Locate every line in the material below that has the word "from". Copy each of those lines.
━━━ TASK INPUTS
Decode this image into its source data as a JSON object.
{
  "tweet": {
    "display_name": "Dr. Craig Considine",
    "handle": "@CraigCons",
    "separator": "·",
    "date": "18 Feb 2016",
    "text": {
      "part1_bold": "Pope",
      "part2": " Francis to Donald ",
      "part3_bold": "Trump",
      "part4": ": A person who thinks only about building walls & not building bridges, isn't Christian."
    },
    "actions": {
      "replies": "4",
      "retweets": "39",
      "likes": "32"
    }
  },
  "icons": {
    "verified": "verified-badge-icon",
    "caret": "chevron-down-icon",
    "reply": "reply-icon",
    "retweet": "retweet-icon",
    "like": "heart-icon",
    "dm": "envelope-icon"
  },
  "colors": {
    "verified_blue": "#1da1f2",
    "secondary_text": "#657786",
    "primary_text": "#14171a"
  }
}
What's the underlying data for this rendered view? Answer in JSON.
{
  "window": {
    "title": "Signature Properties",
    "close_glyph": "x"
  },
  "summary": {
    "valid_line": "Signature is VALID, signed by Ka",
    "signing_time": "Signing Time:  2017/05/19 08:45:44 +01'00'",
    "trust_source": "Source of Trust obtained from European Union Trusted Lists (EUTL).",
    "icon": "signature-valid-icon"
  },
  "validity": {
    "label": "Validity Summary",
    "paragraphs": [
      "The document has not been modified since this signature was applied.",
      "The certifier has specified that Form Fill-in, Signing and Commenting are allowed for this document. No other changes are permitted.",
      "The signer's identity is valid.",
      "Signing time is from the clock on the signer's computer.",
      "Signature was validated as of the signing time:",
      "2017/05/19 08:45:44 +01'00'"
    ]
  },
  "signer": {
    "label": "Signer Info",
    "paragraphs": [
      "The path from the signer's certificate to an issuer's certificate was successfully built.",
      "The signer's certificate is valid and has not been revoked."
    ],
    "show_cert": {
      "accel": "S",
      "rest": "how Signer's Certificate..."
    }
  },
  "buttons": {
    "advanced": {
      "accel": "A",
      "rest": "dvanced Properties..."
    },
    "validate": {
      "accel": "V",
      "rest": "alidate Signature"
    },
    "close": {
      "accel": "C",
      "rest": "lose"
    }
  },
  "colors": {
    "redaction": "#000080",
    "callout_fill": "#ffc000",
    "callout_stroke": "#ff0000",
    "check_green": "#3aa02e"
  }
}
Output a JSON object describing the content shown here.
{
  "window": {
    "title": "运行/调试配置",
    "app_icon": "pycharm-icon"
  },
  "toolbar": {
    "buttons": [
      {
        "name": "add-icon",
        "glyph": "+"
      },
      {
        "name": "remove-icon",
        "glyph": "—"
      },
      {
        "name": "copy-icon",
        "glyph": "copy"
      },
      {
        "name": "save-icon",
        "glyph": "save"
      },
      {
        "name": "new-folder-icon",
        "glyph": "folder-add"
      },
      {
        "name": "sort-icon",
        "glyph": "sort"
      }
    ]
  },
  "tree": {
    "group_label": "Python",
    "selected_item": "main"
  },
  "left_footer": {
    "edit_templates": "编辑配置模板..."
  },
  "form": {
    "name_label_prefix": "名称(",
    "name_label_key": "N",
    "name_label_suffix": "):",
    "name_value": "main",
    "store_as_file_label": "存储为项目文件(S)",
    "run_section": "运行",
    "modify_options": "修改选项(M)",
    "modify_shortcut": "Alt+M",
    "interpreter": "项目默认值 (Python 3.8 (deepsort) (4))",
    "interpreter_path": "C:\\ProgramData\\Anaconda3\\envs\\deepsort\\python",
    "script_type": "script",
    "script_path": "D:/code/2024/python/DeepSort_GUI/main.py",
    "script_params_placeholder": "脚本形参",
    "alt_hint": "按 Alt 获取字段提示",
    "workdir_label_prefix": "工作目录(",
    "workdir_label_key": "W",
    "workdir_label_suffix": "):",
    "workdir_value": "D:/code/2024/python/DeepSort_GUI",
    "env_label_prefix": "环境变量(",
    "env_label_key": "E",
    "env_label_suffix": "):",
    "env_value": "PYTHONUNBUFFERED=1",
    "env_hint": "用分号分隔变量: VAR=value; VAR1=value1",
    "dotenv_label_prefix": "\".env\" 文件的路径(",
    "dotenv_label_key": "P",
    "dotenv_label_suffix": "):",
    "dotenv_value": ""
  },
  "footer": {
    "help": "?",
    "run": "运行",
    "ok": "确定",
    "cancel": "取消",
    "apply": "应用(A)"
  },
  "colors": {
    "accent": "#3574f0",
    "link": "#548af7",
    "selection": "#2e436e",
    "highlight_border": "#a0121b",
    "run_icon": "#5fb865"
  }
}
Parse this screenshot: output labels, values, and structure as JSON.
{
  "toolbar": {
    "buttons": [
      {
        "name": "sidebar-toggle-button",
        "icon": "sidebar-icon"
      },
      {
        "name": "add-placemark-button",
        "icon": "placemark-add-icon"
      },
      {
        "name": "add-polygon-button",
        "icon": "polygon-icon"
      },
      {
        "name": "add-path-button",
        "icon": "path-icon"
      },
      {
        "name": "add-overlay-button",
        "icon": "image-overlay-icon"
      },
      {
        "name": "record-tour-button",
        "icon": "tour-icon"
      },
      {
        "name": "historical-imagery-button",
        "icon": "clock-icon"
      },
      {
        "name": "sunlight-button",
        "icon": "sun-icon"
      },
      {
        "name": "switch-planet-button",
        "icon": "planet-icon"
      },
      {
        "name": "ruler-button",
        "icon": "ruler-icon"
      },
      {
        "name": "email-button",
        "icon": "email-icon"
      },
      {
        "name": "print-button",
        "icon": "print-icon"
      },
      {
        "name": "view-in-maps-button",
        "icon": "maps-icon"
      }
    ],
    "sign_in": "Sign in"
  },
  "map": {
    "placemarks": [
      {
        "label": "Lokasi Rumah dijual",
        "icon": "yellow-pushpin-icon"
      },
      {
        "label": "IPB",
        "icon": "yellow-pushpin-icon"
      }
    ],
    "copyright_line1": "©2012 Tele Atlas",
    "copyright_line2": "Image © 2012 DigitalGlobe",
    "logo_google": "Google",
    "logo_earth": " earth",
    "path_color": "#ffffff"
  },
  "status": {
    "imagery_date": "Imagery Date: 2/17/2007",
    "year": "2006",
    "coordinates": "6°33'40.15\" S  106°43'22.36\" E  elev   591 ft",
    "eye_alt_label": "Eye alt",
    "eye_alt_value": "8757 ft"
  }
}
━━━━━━
### TASK SOLUTION
    "trust_source": "Source of Trust obtained from European Union Trusted Lists (EUTL).",
      "Signing time is from the clock on the signer's computer.",
      "The path from the signer's certificate to an issuer's certificate was successfully built.",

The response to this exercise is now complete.